I would think that the plastic garbage, we generate, is essentially of three types. In the first type, we have plastic items like bottles, plates, glasses, cups, which can be easily recycled. The other type consists of thin plastic bags. Which can not be recycled at all. It is obvious that production of such thin bags has to be banned and this ban should be strictly implemented. There is a third type of plastic garbage, which consists of thick gauge plastic pouches used for packing of oil, ghee and milk. These bags can be recycled but collection is rather tricky. When the contents of these bags are poured out and they become empty, some traces of poured out contents like oil or milk always adhere to the insides of the bag. It would be a very tedious job to clean these bags and would need some expensive detergents to effectively clean them. Exactly for these reasons, thick plastic bags are rarely cleaned and just thrown in the garbage. Similar is the case of new type of Jute or Gunny sacs, which these days come with a plastic lining to avoid pilferage and wastage. These sacks have become quite popular for obvious advantages, but get thrown in garbage after use. From user point of view both these items; the milk pouches and plastic lined gunny sacks are the best alternative and have no other suitable replacement available. It is therefore difficult to prevent their wide spread and growing use, which is refueling growth of an environment hazard.

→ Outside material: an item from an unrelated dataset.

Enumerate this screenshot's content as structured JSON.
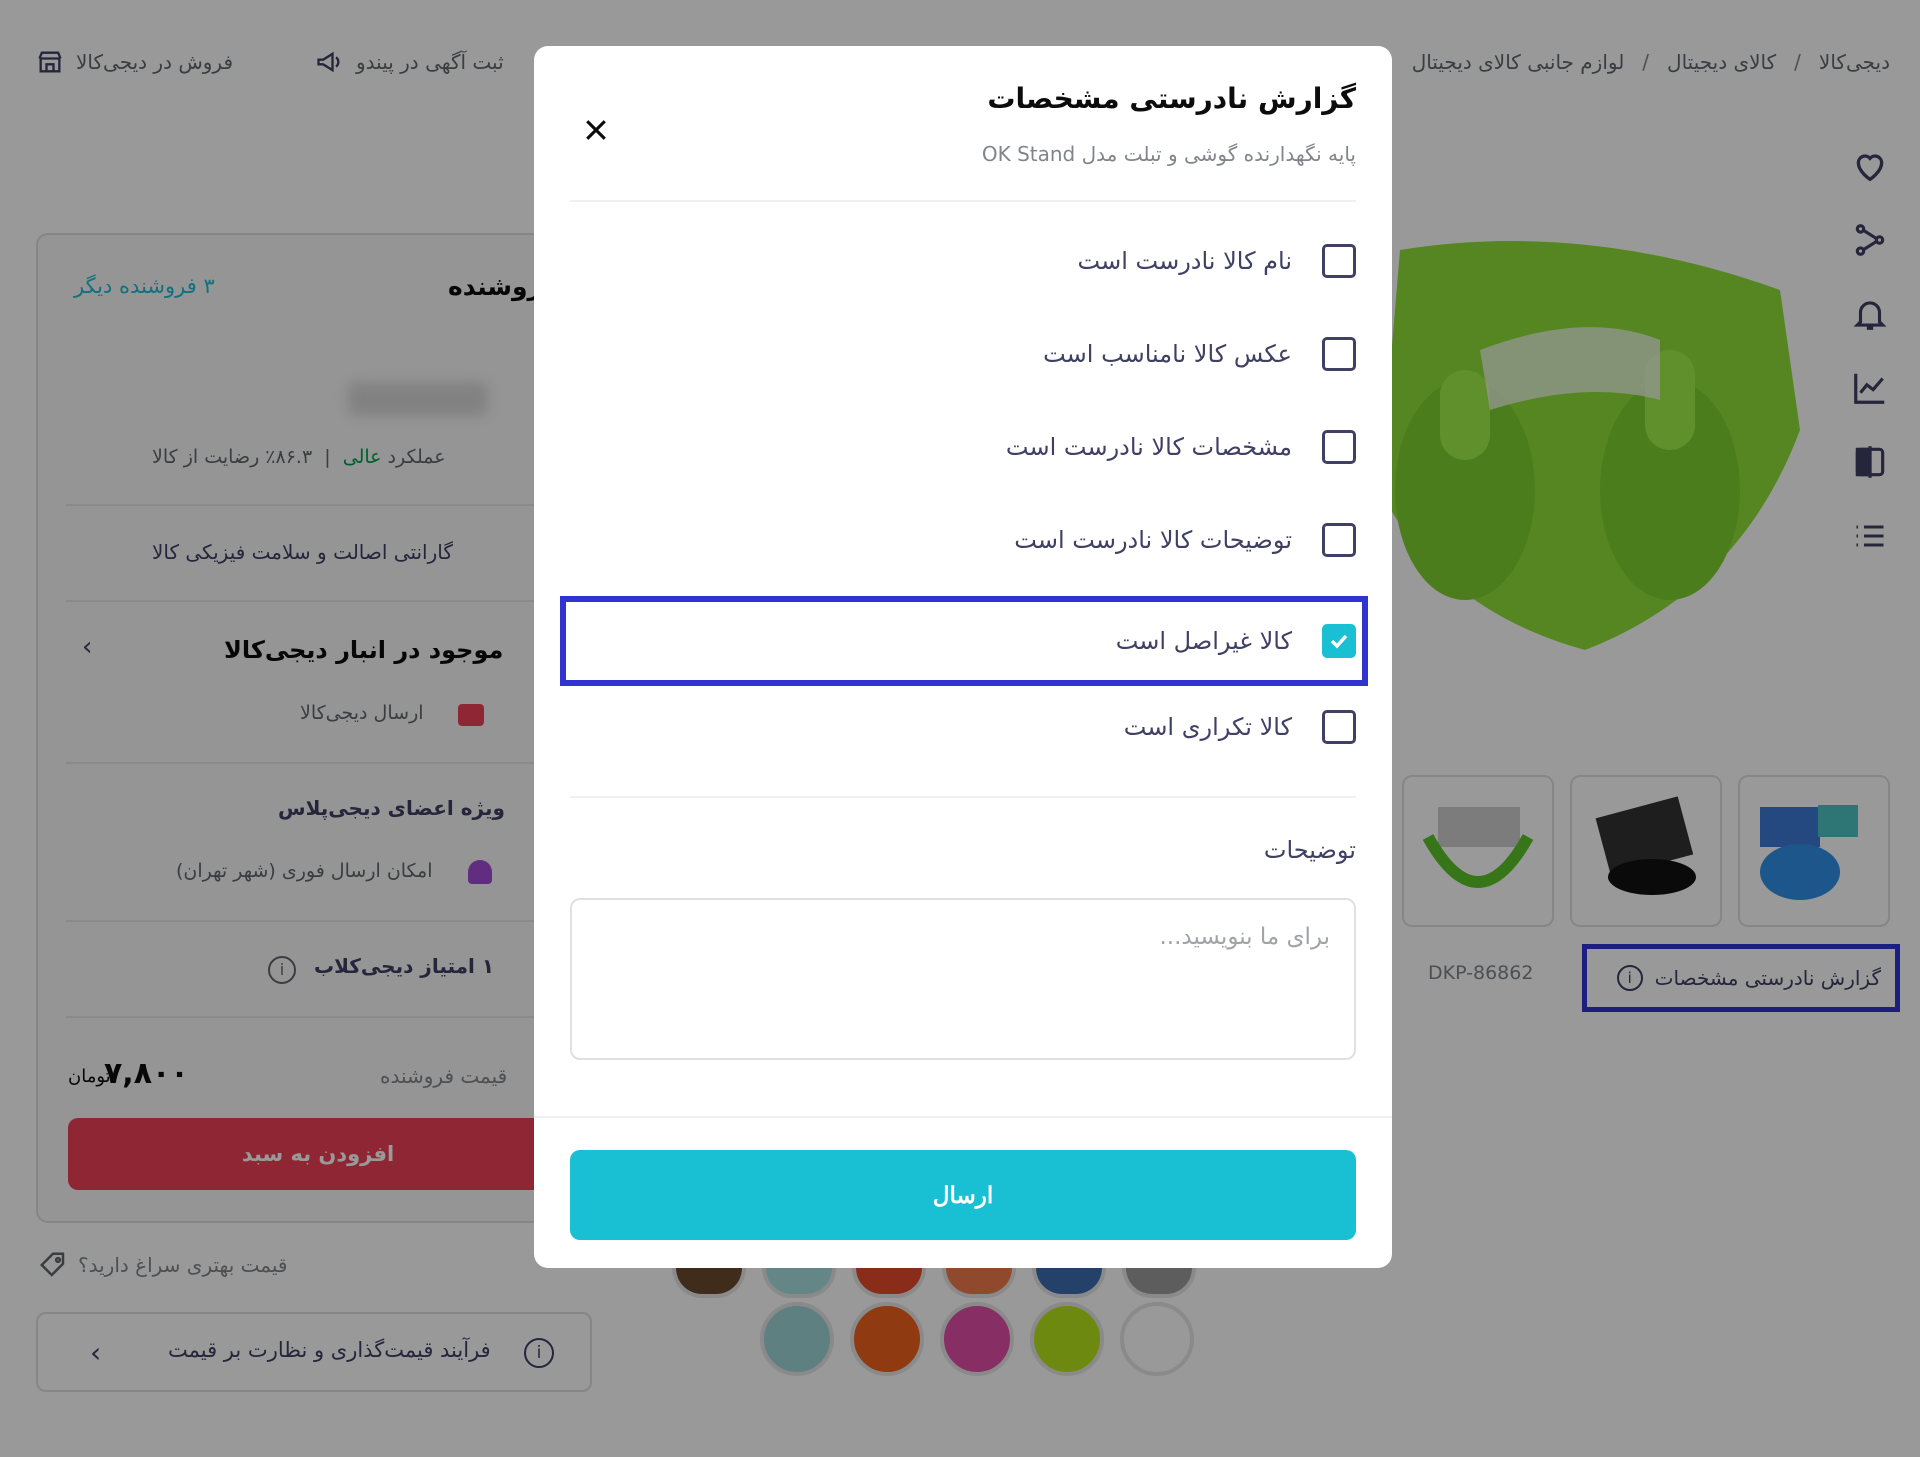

The garbage problem created from milk or oil pouches and plastic lined gunny sacks is not something unique for India. In fact, almost all countries and particularly developing countries, are facing this menace because of the lack of an effective garbage disposal mechanism. In India, potable drinking water is sold in “PET” bottles. In the African country of Ghana, such drinking water is sold in plastic pouches. One can commonly see vendors sitting on roadsides with wicker baskets full of plastic pouches containing water. The thirsty travellers , purchase these pouches, quench their thirst and invariably throw away the pouches on the road sides. In Ghana's capital Accara, 3 Million inhabitants manage to generate so much garbage from these plastic pouches that at least 80% of the total plastic garbage consists of these plastic pouches. The present estimates suggest that not more than 5 % of these pouches only are recycled.

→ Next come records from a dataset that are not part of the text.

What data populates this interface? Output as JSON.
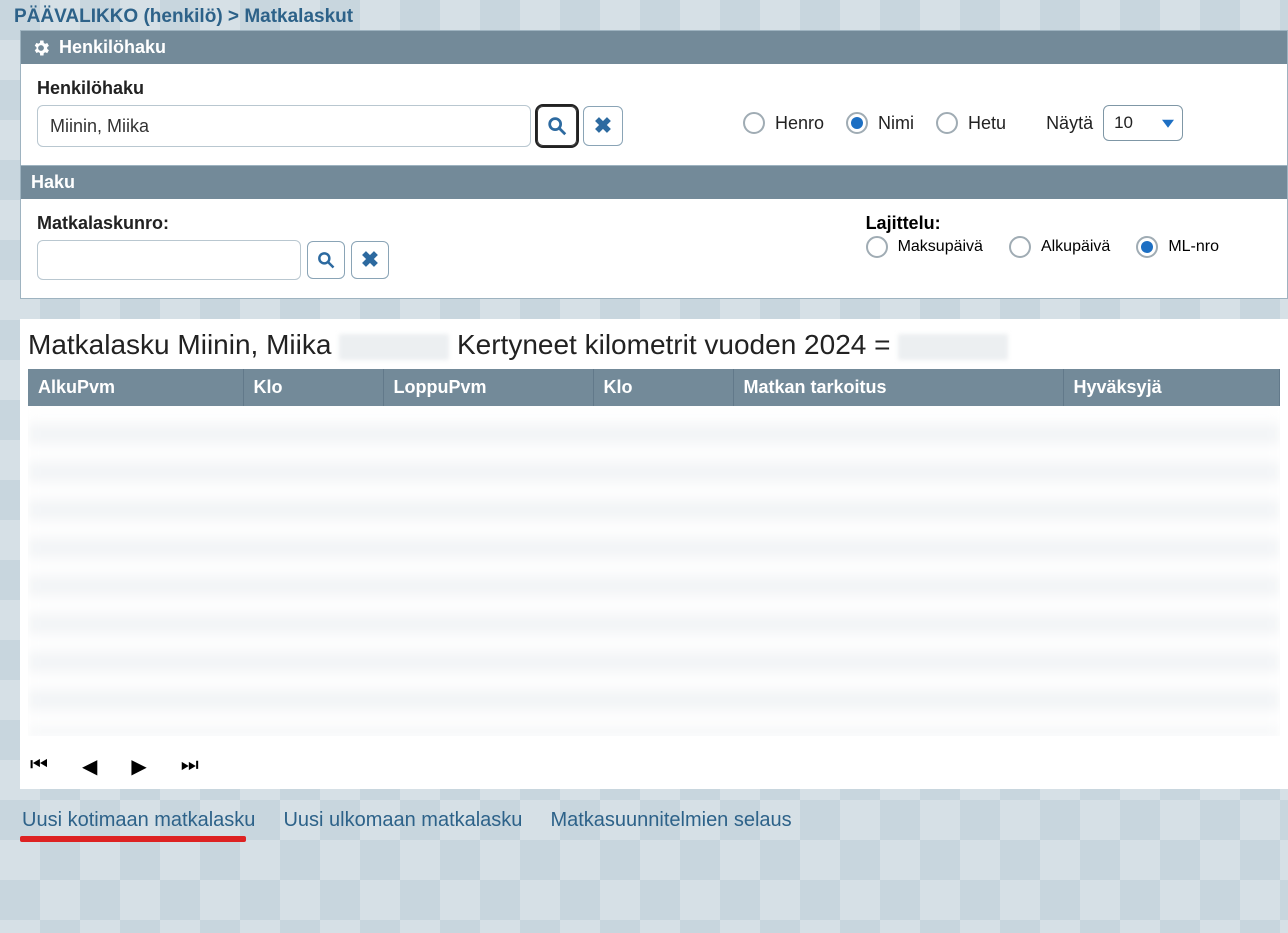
{
  "breadcrumb": {
    "root": "PÄÄVALIKKO (henkilö)",
    "sep": " > ",
    "current": "Matkalaskut"
  },
  "panel1": {
    "title": "Henkilöhaku",
    "label": "Henkilöhaku",
    "searchValue": "Miinin, Miika",
    "radios": {
      "henro": "Henro",
      "nimi": "Nimi",
      "hetu": "Hetu"
    },
    "nayta_label": "Näytä",
    "nayta_value": "10"
  },
  "panel2": {
    "title": "Haku",
    "label": "Matkalaskunro:",
    "searchValue": "",
    "lajittelu_label": "Lajittelu:",
    "radios": {
      "maksupaiva": "Maksupäivä",
      "alkupaiva": "Alkupäivä",
      "mlnro": "ML-nro"
    }
  },
  "content": {
    "title_pre": "Matkalasku  Miinin, Miika ",
    "title_mid": "Kertyneet kilometrit vuoden 2024 = ",
    "columns": [
      "AlkuPvm",
      "Klo",
      "LoppuPvm",
      "Klo",
      "Matkan tarkoitus",
      "Hyväksyjä"
    ]
  },
  "links": {
    "a": "Uusi kotimaan matkalasku",
    "b": "Uusi ulkomaan matkalasku",
    "c": "Matkasuunnitelmien selaus"
  }
}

Stewart Gold, an inhabitant of Accara and his partner had a bright thought one day that if they could come out with some product with the trashed plastic pouches, they might hit the jackpot and started making efforts. After a short while, they came out products like Purses, School Bags and Tote bags made from trashed plastic pouches. They formed a company, which they call as “Trashy Bags” and started producing these items. The venture has become a success story with about 60 people employed now by them. In addition to the employees the company has contracted many rag pickers with an assignment to collect plastic pouches from road sides. In last 2 years, this company has collected at least 10 Million plastic pouches from streets of Accara. A bag, which the company calls as “smart bag” and used for carrying grocery items is being sold for US$ 11. Company wants to export this fashion bag to US and hope that if they succeed in this venture, they would be able to clear Accara's garbage in a major way.

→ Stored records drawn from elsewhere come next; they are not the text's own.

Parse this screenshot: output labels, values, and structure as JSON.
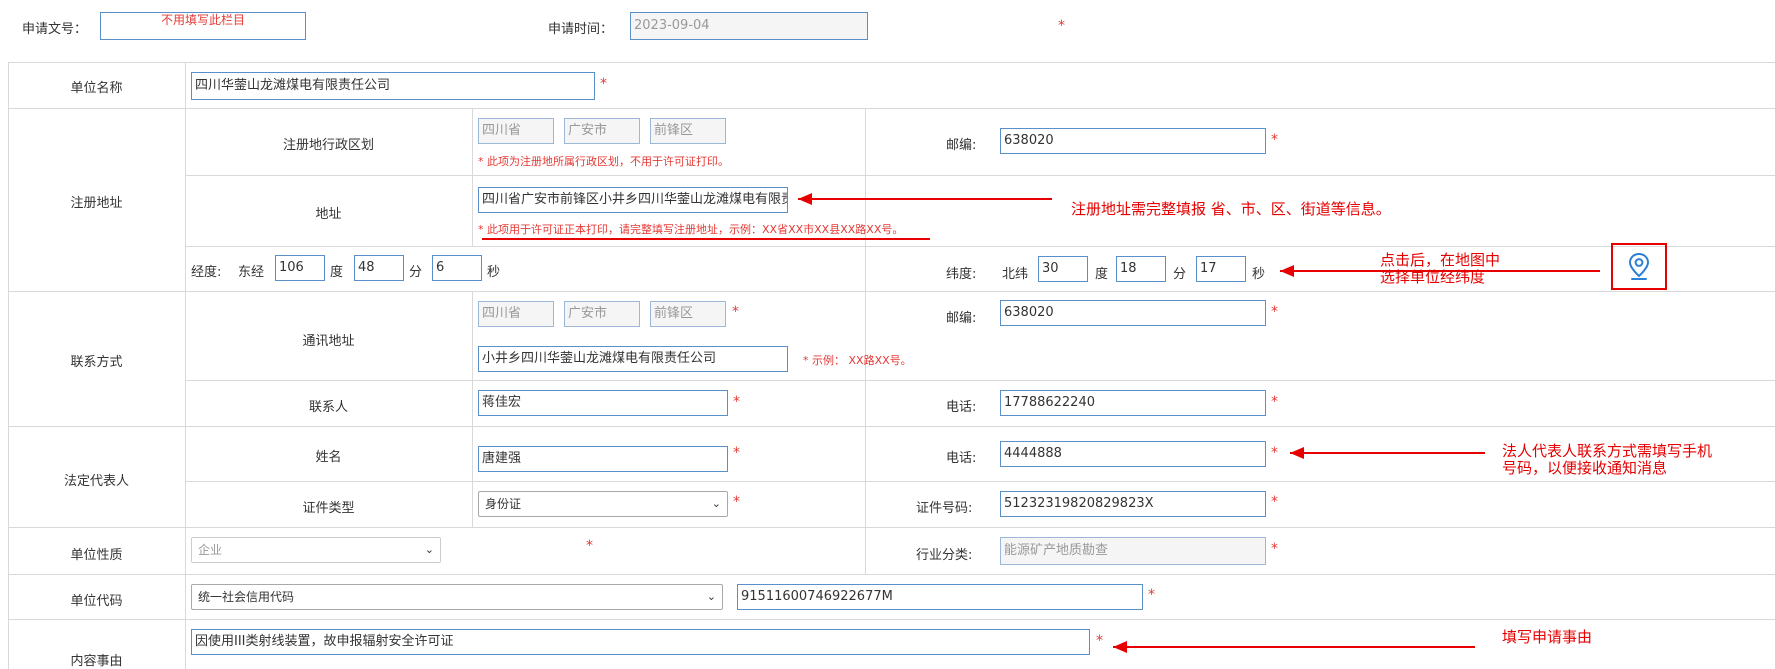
{
  "header": {
    "doc_no_label": "申请文号：",
    "doc_no_placeholder": "不用填写此栏目",
    "apply_time_label": "申请时间：",
    "apply_time_value": "2023-09-04"
  },
  "unit_name": {
    "label": "单位名称",
    "value": "四川华蓥山龙滩煤电有限责任公司"
  },
  "reg_address": {
    "section_label": "注册地址",
    "division_label": "注册地行政区划",
    "province_placeholder": "四川省",
    "city_placeholder": "广安市",
    "district_placeholder": "前锋区",
    "division_hint": "* 此项为注册地所属行政区划，不用于许可证打印。",
    "postcode_label": "邮编:",
    "postcode_value": "638020",
    "address_label": "地址",
    "address_value": "四川省广安市前锋区小井乡四川华蓥山龙滩煤电有限责任公司",
    "address_hint": "* 此项用于许可证正本打印，请完整填写注册地址，示例：XX省XX市XX县XX路XX号。",
    "lng_label": "经度:",
    "lng_dir": "东经",
    "lng_deg": "106",
    "lng_min": "48",
    "lng_sec": "6",
    "deg_unit": "度",
    "min_unit": "分",
    "sec_unit": "秒",
    "lat_label": "纬度:",
    "lat_dir": "北纬",
    "lat_deg": "30",
    "lat_min": "18",
    "lat_sec": "17"
  },
  "contact": {
    "section_label": "联系方式",
    "mail_address_label": "通讯地址",
    "province_placeholder": "四川省",
    "city_placeholder": "广安市",
    "district_placeholder": "前锋区",
    "postcode_label": "邮编:",
    "postcode_value": "638020",
    "street_value": "小井乡四川华蓥山龙滩煤电有限责任公司",
    "street_hint": "* 示例： XX路XX号。",
    "person_label": "联系人",
    "person_value": "蒋佳宏",
    "phone_label": "电话:",
    "phone_value": "17788622240"
  },
  "legal_rep": {
    "section_label": "法定代表人",
    "name_label": "姓名",
    "name_value": "唐建强",
    "phone_label": "电话:",
    "phone_value": "4444888",
    "id_type_label": "证件类型",
    "id_type_value": "身份证",
    "id_no_label": "证件号码:",
    "id_no_value": "51232319820829823X"
  },
  "unit_nature": {
    "label": "单位性质",
    "value": "企业",
    "industry_label": "行业分类:",
    "industry_value": "能源矿产地质勘查"
  },
  "unit_code": {
    "label": "单位代码",
    "type_value": "统一社会信用代码",
    "code_value": "91511600746922677M"
  },
  "content": {
    "label": "内容事由",
    "value": "因使用III类射线装置，故申报辐射安全许可证"
  },
  "annotations": {
    "address_note": "注册地址需完整填报 省、市、区、街道等信息。",
    "map_note_line1": "点击后，在地图中",
    "map_note_line2": "选择单位经纬度",
    "legal_note_line1": "法人代表人联系方式需填写手机",
    "legal_note_line2": "号码，以便接收通知消息",
    "content_note": "填写申请事由"
  },
  "icons": {
    "map_pin": "map-pin-icon"
  },
  "colors": {
    "required": "#e53935",
    "annotation": "#e60000",
    "input_border": "#5b8fc7"
  }
}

Another country from Africa, which is trying to tackle this plastic garbage problem in an innovative manner is Ivory Coast. This country is the top chocolate maker country in the world. It is natural that the basic ingredient for chocolates or cocoa seeds are imported here in quantities of Millions of tons. These Cocoa seeds are usually packed in gunny sacks and such sacks is the largest single component of the garbage in this country. Abidjan, the capital of Ivory Coast is a very busy port and for that reason is facing a garbage menace created by the gunny bags. Treichville is a small suburb of Abidjan. In this suburb, there is a small shop known as “Mei Designs” owned by Ms. Maimouna Camara Gomet, who has graduated with clothes making and Fashion designs as her principle subjects. Ms. Gommet first created in 2003 her latest fashioned ensembles entirely made out of discarded gunny bags. She presented her clothes for the first time in a fashion contest held in Divo city in Ivory Coast and never looked back since then.
“Mei designs” produces their ensembles in three colours: natural, dark brown and dark blue. Ms. Gomet's customers say that traditional African ornaments look particularly nice on these colours.
I have given these two examples just to highlight the fact that with innovative approach to design, it is certainly possible to create out of garbage, products that can be liked and used by customers. If some creative person in India, takes up the cause and creates some products, which are acceptable to consumers, a day might arrive, where we would have no plastic garbage.
Hope is eternal. Isn't it?
3 October 2012